Problem description
Go through the entries and write each one out again unchanged.

★ ★ ★ ★ ★

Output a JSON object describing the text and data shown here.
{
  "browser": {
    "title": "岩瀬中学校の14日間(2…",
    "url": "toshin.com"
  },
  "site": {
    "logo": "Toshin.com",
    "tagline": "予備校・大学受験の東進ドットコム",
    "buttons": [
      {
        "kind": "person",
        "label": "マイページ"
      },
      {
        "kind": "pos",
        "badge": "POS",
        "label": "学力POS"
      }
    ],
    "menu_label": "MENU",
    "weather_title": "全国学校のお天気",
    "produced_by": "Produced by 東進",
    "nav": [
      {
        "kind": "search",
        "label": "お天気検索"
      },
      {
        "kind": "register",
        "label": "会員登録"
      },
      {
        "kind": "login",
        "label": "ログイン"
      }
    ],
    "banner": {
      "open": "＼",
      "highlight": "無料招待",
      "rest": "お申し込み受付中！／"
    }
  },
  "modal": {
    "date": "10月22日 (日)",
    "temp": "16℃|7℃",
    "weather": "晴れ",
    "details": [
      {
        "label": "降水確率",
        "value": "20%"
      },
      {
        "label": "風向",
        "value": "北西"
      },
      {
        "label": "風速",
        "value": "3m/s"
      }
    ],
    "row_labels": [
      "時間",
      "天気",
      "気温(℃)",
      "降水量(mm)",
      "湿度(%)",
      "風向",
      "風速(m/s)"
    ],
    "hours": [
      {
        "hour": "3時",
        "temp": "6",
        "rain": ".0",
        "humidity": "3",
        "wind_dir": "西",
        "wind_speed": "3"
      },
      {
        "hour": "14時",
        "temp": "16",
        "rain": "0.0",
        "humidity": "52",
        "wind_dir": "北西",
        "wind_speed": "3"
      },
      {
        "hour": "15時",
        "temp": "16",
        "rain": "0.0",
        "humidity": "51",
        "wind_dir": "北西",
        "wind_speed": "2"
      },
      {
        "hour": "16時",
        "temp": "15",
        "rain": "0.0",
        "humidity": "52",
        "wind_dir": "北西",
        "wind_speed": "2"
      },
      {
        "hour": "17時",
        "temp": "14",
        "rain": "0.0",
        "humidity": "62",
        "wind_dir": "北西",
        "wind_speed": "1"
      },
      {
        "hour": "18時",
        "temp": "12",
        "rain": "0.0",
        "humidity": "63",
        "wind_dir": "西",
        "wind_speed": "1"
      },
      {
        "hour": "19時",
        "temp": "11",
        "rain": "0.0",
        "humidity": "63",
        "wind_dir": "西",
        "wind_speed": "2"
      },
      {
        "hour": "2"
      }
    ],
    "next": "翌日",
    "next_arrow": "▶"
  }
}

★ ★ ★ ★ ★

Response area
Output a JSON object describing the text and data shown here.
{
  "browser": {
    "title": "岩瀬中学校の14日間(2…",
    "url": "toshin.com"
  },
  "site": {
    "logo": "Toshin.com",
    "tagline": "予備校・大学受験の東進ドットコム",
    "buttons": [
      {
        "kind": "person",
        "label": "マイページ"
      },
      {
        "kind": "pos",
        "badge": "POS",
        "label": "学力POS"
      }
    ],
    "menu_label": "MENU",
    "weather_title": "全国学校のお天気",
    "produced_by": "Produced by 東進",
    "nav": [
      {
        "kind": "search",
        "label": "お天気検索"
      },
      {
        "kind": "register",
        "label": "会員登録"
      },
      {
        "kind": "login",
        "label": "ログイン"
      }
    ],
    "banner": {
      "open": "＼",
      "highlight": "無料招待",
      "rest": "お申し込み受付中！／"
    }
  },
  "modal": {
    "date": "10月22日 (日)",
    "temp": "16℃|7℃",
    "weather": "晴れ",
    "details": [
      {
        "label": "降水確率",
        "value": "20%"
      },
      {
        "label": "風向",
        "value": "北西"
      },
      {
        "label": "風速",
        "value": "3m/s"
      }
    ],
    "row_labels": [
      "時間",
      "天気",
      "気温(℃)",
      "降水量(mm)",
      "湿度(%)",
      "風向",
      "風速(m/s)"
    ],
    "hours": [
      {
        "hour": "3時",
        "temp": "6",
        "rain": ".0",
        "humidity": "3",
        "wind_dir": "西",
        "wind_speed": "3"
      },
      {
        "hour": "14時",
        "temp": "16",
        "rain": "0.0",
        "humidity": "52",
        "wind_dir": "北西",
        "wind_speed": "3"
      },
      {
        "hour": "15時",
        "temp": "16",
        "rain": "0.0",
        "humidity": "51",
        "wind_dir": "北西",
        "wind_speed": "2"
      },
      {
        "hour": "16時",
        "temp": "15",
        "rain": "0.0",
        "humidity": "52",
        "wind_dir": "北西",
        "wind_speed": "2"
      },
      {
        "hour": "17時",
        "temp": "14",
        "rain": "0.0",
        "humidity": "62",
        "wind_dir": "北西",
        "wind_speed": "1"
      },
      {
        "hour": "18時",
        "temp": "12",
        "rain": "0.0",
        "humidity": "63",
        "wind_dir": "西",
        "wind_speed": "1"
      },
      {
        "hour": "19時",
        "temp": "11",
        "rain": "0.0",
        "humidity": "63",
        "wind_dir": "西",
        "wind_speed": "2"
      },
      {
        "hour": "2"
      }
    ],
    "next": "翌日",
    "next_arrow": "▶"
  }
}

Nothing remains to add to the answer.